<<<<

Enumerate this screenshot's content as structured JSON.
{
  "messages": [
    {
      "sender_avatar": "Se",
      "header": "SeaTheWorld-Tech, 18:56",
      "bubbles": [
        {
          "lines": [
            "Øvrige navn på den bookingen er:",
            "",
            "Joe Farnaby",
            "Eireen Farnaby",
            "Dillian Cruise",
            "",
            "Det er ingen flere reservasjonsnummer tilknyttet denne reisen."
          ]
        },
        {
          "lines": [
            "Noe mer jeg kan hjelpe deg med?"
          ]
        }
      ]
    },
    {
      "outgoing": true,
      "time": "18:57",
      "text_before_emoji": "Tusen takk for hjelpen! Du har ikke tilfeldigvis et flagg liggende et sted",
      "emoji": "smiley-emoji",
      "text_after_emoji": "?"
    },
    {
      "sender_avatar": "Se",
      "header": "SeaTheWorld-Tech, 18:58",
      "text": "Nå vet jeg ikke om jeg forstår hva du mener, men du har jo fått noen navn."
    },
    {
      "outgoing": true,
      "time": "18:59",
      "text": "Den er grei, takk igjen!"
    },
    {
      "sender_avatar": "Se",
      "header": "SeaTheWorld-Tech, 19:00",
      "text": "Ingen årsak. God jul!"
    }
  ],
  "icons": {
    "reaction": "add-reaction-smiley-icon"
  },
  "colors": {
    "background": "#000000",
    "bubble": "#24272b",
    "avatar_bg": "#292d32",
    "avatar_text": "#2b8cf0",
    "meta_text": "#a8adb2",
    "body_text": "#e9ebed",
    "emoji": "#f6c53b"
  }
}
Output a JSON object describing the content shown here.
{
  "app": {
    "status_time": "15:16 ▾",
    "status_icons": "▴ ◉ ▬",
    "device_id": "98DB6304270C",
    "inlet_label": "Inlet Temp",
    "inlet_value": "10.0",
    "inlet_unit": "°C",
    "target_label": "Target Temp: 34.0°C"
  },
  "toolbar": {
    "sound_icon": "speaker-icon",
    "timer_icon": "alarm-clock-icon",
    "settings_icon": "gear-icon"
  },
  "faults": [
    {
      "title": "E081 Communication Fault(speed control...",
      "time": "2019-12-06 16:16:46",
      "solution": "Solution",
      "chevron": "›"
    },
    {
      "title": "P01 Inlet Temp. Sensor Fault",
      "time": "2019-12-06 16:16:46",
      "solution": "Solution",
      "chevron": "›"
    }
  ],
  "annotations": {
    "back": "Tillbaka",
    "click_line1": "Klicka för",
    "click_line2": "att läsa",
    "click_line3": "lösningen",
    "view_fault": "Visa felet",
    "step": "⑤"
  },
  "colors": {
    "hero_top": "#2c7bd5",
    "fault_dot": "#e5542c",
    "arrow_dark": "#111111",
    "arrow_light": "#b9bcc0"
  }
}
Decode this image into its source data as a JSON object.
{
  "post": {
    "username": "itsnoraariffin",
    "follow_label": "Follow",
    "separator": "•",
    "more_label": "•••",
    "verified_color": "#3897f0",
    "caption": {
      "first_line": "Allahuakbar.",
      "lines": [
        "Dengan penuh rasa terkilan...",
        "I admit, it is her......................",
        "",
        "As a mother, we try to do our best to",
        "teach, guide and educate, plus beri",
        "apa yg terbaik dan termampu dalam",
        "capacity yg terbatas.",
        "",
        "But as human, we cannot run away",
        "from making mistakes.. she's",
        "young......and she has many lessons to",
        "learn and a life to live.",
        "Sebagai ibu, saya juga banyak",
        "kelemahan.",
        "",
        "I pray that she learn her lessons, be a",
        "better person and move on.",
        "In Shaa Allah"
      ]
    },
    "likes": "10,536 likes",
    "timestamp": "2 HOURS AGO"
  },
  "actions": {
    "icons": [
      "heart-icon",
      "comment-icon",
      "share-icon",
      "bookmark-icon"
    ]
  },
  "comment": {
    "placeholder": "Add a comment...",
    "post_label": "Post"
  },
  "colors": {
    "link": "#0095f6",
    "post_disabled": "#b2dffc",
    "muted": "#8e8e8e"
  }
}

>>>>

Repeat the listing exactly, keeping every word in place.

Enumerate this screenshot's content as structured JSON.
{
  "messages": [
    {
      "sender_avatar": "Se",
      "header": "SeaTheWorld-Tech, 18:56",
      "bubbles": [
        {
          "lines": [
            "Øvrige navn på den bookingen er:",
            "",
            "Joe Farnaby",
            "Eireen Farnaby",
            "Dillian Cruise",
            "",
            "Det er ingen flere reservasjonsnummer tilknyttet denne reisen."
          ]
        },
        {
          "lines": [
            "Noe mer jeg kan hjelpe deg med?"
          ]
        }
      ]
    },
    {
      "outgoing": true,
      "time": "18:57",
      "text_before_emoji": "Tusen takk for hjelpen! Du har ikke tilfeldigvis et flagg liggende et sted",
      "emoji": "smiley-emoji",
      "text_after_emoji": "?"
    },
    {
      "sender_avatar": "Se",
      "header": "SeaTheWorld-Tech, 18:58",
      "text": "Nå vet jeg ikke om jeg forstår hva du mener, men du har jo fått noen navn."
    },
    {
      "outgoing": true,
      "time": "18:59",
      "text": "Den er grei, takk igjen!"
    },
    {
      "sender_avatar": "Se",
      "header": "SeaTheWorld-Tech, 19:00",
      "text": "Ingen årsak. God jul!"
    }
  ],
  "icons": {
    "reaction": "add-reaction-smiley-icon"
  },
  "colors": {
    "background": "#000000",
    "bubble": "#24272b",
    "avatar_bg": "#292d32",
    "avatar_text": "#2b8cf0",
    "meta_text": "#a8adb2",
    "body_text": "#e9ebed",
    "emoji": "#f6c53b"
  }
}
Output a JSON object describing the content shown here.
{
  "app": {
    "status_time": "15:16 ▾",
    "status_icons": "▴ ◉ ▬",
    "device_id": "98DB6304270C",
    "inlet_label": "Inlet Temp",
    "inlet_value": "10.0",
    "inlet_unit": "°C",
    "target_label": "Target Temp: 34.0°C"
  },
  "toolbar": {
    "sound_icon": "speaker-icon",
    "timer_icon": "alarm-clock-icon",
    "settings_icon": "gear-icon"
  },
  "faults": [
    {
      "title": "E081 Communication Fault(speed control...",
      "time": "2019-12-06 16:16:46",
      "solution": "Solution",
      "chevron": "›"
    },
    {
      "title": "P01 Inlet Temp. Sensor Fault",
      "time": "2019-12-06 16:16:46",
      "solution": "Solution",
      "chevron": "›"
    }
  ],
  "annotations": {
    "back": "Tillbaka",
    "click_line1": "Klicka för",
    "click_line2": "att läsa",
    "click_line3": "lösningen",
    "view_fault": "Visa felet",
    "step": "⑤"
  },
  "colors": {
    "hero_top": "#2c7bd5",
    "fault_dot": "#e5542c",
    "arrow_dark": "#111111",
    "arrow_light": "#b9bcc0"
  }
}
Decode this image into its source data as a JSON object.
{
  "post": {
    "username": "itsnoraariffin",
    "follow_label": "Follow",
    "separator": "•",
    "more_label": "•••",
    "verified_color": "#3897f0",
    "caption": {
      "first_line": "Allahuakbar.",
      "lines": [
        "Dengan penuh rasa terkilan...",
        "I admit, it is her......................",
        "",
        "As a mother, we try to do our best to",
        "teach, guide and educate, plus beri",
        "apa yg terbaik dan termampu dalam",
        "capacity yg terbatas.",
        "",
        "But as human, we cannot run away",
        "from making mistakes.. she's",
        "young......and she has many lessons to",
        "learn and a life to live.",
        "Sebagai ibu, saya juga banyak",
        "kelemahan.",
        "",
        "I pray that she learn her lessons, be a",
        "better person and move on.",
        "In Shaa Allah"
      ]
    },
    "likes": "10,536 likes",
    "timestamp": "2 HOURS AGO"
  },
  "actions": {
    "icons": [
      "heart-icon",
      "comment-icon",
      "share-icon",
      "bookmark-icon"
    ]
  },
  "comment": {
    "placeholder": "Add a comment...",
    "post_label": "Post"
  },
  "colors": {
    "link": "#0095f6",
    "post_disabled": "#b2dffc",
    "muted": "#8e8e8e"
  }
}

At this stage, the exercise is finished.